The #MeToo movement has the country taking a fresh look at sexual harassment in workplaces though some protection laws have been in place for decades.
The White Plains City School District -- which employs 1,300 staff at nine schools -- has "many checks and balances" in place including a board policy outlining the expected behaviors of all members of the educational community, said White Plains Public Schools Superintendent of Schools Joseph L. Ricca, Ed.D.
Sexual harassment is a form of sex discrimination that violates Title VII of the Civil Rights Act of 1964. Title VII applies to employers with 15 or more employees, including state and local governments. It also applies to employment agencies and to labor organizations, as well as to the federal government, and of course schools.

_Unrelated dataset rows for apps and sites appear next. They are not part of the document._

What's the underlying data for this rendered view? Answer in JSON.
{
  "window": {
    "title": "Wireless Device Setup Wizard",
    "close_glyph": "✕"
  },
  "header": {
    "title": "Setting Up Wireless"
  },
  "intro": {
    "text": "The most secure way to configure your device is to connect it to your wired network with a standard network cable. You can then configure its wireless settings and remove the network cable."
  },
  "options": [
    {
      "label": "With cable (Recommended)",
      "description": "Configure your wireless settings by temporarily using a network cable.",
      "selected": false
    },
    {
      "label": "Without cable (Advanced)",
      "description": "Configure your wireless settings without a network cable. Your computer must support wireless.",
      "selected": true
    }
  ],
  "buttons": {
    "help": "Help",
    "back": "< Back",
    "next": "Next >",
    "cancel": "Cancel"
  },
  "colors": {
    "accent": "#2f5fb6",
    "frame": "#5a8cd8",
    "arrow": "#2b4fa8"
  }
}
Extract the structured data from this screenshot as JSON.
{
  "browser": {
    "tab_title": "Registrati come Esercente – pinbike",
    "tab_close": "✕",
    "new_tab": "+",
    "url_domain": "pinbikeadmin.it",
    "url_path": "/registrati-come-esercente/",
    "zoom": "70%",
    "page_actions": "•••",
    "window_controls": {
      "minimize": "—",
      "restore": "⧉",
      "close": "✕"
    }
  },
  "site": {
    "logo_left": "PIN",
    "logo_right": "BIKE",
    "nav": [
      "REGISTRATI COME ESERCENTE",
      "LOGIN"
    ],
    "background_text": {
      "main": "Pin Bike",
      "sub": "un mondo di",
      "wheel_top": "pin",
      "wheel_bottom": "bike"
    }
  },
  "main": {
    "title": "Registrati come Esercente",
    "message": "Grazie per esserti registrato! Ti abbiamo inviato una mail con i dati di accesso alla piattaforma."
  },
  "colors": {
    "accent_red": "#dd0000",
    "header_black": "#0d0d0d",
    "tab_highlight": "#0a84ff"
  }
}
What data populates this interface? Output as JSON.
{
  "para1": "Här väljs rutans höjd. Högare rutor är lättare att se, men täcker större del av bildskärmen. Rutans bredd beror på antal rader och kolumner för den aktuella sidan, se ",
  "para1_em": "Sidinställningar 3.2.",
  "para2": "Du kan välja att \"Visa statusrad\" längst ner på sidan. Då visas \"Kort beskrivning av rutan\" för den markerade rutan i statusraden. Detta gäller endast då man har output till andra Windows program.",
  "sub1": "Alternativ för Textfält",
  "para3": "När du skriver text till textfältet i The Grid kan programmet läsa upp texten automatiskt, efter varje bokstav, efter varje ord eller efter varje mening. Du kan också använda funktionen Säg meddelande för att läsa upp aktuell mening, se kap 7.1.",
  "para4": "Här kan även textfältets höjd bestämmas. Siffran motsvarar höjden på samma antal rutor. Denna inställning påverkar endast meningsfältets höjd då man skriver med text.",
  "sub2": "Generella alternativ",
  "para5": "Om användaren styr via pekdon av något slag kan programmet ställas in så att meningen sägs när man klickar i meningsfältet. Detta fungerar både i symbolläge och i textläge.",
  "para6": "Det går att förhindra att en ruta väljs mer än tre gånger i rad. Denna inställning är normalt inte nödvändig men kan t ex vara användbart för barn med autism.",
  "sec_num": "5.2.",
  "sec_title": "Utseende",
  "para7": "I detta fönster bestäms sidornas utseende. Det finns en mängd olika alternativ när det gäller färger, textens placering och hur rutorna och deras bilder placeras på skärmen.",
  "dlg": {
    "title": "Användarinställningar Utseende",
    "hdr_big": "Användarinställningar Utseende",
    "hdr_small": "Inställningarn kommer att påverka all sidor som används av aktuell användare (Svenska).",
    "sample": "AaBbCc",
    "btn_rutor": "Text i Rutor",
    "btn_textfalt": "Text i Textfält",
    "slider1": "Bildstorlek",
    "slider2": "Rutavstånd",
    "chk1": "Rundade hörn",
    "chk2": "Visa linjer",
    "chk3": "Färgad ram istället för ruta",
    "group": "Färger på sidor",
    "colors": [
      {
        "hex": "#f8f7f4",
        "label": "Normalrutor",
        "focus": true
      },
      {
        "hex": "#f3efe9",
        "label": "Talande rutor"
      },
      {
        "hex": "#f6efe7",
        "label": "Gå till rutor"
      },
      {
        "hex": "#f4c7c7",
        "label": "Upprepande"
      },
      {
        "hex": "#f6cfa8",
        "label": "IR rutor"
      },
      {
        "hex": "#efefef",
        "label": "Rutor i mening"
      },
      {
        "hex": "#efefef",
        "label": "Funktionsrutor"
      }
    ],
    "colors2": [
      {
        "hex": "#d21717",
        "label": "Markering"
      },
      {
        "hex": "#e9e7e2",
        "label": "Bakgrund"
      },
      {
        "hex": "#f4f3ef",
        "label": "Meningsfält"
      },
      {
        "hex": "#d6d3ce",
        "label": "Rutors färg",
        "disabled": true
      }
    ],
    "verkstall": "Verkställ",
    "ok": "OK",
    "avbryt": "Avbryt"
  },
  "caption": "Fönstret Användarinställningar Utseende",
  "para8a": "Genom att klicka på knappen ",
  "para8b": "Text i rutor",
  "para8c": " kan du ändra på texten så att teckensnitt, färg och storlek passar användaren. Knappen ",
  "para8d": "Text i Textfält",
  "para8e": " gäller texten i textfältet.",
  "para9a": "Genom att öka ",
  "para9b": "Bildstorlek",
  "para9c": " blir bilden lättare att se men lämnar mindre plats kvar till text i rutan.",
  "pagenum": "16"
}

According to the U.S. Equal Employment Opportunity Commission, sexual harassment is: "Unwelcome sexual advances, requests for sexual favors, and other verbal or physical conduct of a sexual nature constitute sexual harassment when this conduct explicitly or implicitly affects an individual's employment, unreasonably interferes with an individual's work performance, or creates an intimidating, hostile, or offensive work environment."
Sexual harassment can occur in a variety of circumstances, according to the U.S. Equal Employment Opportunity Commission (EEOC)

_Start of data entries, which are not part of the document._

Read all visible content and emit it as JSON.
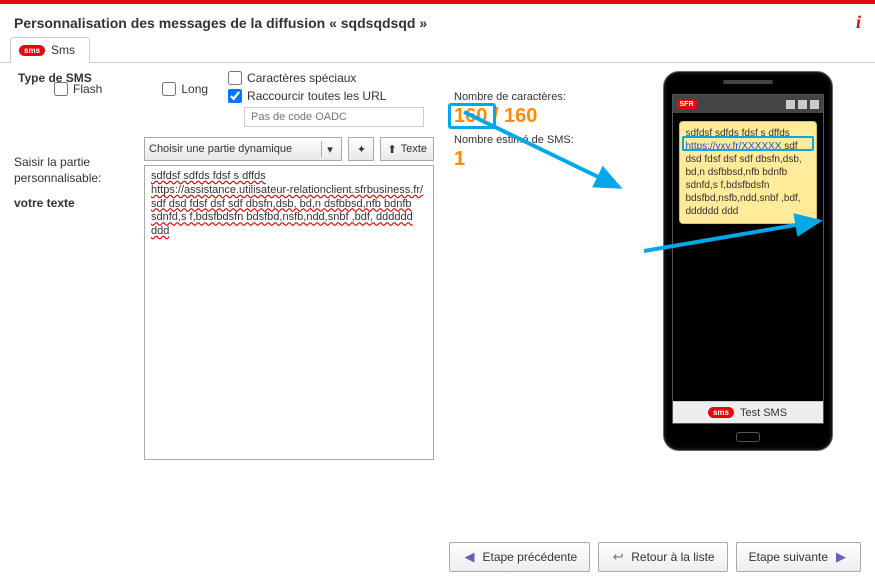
{
  "header": {
    "title": "Personnalisation des messages de la diffusion « sqdsqdsqd »"
  },
  "tab": {
    "label": "Sms",
    "icon": "sms"
  },
  "type": {
    "label": "Type de SMS",
    "flash": "Flash",
    "long": "Long",
    "special": "Caractères spéciaux",
    "shorten": "Raccourcir toutes les URL",
    "shorten_checked": true,
    "oadc_placeholder": "Pas de code OADC"
  },
  "perso": {
    "label1": "Saisir la partie",
    "label2": "personnalisable:",
    "label3": "votre texte",
    "dyn_placeholder": "Choisir une partie dynamique",
    "btn_text": "Texte"
  },
  "message_parts": {
    "l1": "sdfdsf sdfds fdsf s dffds",
    "l2": "https://assistance.utilisateur-relationclient.sfrbusiness.fr/",
    "l3": "sdf dsd fdsf dsf sdf dbsfn,dsb, bd,n dsfbbsd,nfb bdnfb",
    "l4": "sdnfd,s f,bdsfbdsfn bdsfbd,nsfb,ndd,snbf ,bdf, dddddd",
    "l5": "ddd"
  },
  "counter": {
    "chars_label": "Nombre de caractères:",
    "chars_value": "160 / 160",
    "sms_label": "Nombre estimé de SMS:",
    "sms_value": "1"
  },
  "preview": {
    "carrier": "SFR",
    "l1": "sdfdsf sdfds fdsf s dffds",
    "link": "https://vxy.fr/XXXXXX",
    "l2": "sdf dsd fdsf dsf sdf dbsfn,dsb, bd,n dsfbbsd,nfb bdnfb sdnfd,s f,bdsfbdsfn bdsfbd,nsfb,ndd,snbf ,bdf, dddddd ddd",
    "footer": "Test SMS"
  },
  "nav": {
    "prev": "Etape précédente",
    "list": "Retour à la liste",
    "next": "Etape suivante"
  }
}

- The victim, as well as the harasser, may be a woman or a man. The victim does not have to be of the opposite sex from the harasser.
- The harasser may be the victim’s supervisor, an agent of the employer, a supervisor in another area, a co-worker or a non-employee, such as a vendor or a customer.
- The victim does not have to be the person harassed but could be anyone affected by the offensive conduct.
- Unlawful sexual harassment may occur without economic injury to or discharge of the victim.
- The harasser’s conduct must be unwelcome.
New York State Labor Law, since October 2018, requires all employers to adopt a sexual harassment policy that includes a complaint form for employees to report alleged incidents of sexual harassment.
State school districts have adopted measures to comply with the law.
"Harassment (sexual and otherwise) is a serious offense and, at all times, inappropriate. Employees are educated annually regarding sexual harassment and hostile work environments. Employees have the ability to contact administrative support in the event that harassment is suspected," said Ricca.
All staff in the White Plains district receive annual training related to sexual harassment in the workplace and other mandated training including provided face-to-face setting, online and by third-parties.
One of the ways the district works to create a positive workplace and culture for employees is by setting clear expectations for positive interactions and behaviors and communicate those expectations in a clear and regular manner.
"Healthy school climates/cultures always benefit students. We must be sure that all members of the educational community are supported and recognize their import and value. This positivity will naturally impact the student and overall school community," said Ricca.
He added that White Plains and other school districts are great models for employers because, "We are governed by law and have clear requirements for training, reporting and amelioration of identified issues."